_Exercise prompt_.
For the entries below, how many lines include the word "title"? Give the figure and nothing more.
----------------
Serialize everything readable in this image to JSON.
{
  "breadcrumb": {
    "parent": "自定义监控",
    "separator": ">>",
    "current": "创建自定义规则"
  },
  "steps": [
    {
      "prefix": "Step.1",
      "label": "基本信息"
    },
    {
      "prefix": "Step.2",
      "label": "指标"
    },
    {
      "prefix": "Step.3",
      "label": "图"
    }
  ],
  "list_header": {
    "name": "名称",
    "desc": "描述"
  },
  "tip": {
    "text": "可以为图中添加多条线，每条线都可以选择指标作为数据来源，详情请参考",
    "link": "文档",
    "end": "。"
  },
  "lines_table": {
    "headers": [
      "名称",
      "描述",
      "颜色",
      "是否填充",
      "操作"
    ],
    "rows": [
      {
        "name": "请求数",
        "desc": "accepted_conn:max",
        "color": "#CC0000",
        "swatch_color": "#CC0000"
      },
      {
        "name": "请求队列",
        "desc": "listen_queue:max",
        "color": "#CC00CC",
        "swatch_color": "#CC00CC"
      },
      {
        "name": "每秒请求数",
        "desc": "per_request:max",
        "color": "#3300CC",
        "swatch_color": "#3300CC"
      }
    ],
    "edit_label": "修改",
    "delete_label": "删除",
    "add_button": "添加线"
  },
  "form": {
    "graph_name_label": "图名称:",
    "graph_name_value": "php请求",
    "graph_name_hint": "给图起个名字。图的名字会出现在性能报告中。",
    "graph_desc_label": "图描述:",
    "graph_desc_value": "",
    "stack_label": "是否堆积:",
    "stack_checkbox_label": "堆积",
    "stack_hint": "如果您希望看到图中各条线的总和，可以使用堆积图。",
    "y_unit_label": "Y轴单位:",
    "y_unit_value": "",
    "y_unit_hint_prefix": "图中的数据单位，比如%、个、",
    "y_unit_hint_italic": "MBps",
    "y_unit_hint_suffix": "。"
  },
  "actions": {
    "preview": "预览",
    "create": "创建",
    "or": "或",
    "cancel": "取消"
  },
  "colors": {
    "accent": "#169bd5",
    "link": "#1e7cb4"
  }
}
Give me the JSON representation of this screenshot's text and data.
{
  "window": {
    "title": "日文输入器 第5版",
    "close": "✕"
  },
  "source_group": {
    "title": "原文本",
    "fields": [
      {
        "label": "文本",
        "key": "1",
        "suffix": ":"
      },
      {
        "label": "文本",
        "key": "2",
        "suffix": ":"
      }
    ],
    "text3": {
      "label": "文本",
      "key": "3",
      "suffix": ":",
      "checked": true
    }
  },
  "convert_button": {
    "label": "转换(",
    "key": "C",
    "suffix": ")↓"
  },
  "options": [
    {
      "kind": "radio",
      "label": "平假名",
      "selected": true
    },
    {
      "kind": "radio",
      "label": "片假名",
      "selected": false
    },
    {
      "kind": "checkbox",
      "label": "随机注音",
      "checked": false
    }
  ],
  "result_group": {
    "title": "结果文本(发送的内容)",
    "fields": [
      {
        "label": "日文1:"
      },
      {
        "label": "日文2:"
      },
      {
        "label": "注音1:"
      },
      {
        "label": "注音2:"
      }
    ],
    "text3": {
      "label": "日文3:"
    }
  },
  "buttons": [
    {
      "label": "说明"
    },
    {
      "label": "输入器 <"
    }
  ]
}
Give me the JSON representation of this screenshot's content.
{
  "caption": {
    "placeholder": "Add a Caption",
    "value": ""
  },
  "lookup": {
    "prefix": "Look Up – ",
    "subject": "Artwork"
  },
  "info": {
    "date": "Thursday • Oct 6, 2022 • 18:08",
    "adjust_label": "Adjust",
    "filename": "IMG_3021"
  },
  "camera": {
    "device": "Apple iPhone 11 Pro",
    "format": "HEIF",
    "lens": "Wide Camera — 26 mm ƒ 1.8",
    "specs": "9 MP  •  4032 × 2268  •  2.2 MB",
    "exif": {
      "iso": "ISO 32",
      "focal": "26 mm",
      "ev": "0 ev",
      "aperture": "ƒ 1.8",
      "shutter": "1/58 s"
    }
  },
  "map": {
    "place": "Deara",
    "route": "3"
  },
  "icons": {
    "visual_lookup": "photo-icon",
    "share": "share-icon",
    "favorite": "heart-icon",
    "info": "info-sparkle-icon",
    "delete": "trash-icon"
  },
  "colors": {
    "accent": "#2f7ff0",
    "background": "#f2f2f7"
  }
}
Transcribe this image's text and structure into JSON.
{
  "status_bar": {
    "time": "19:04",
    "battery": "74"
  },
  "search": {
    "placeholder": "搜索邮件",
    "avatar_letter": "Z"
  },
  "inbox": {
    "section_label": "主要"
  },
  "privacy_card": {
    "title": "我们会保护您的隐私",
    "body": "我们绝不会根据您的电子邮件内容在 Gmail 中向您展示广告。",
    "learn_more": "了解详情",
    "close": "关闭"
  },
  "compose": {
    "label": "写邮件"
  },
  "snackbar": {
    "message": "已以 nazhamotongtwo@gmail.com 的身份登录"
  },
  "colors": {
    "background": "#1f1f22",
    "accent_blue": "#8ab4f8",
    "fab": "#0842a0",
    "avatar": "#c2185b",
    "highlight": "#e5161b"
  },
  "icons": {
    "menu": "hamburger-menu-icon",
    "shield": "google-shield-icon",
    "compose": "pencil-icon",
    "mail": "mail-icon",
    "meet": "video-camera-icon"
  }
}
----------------
_Result below_.
4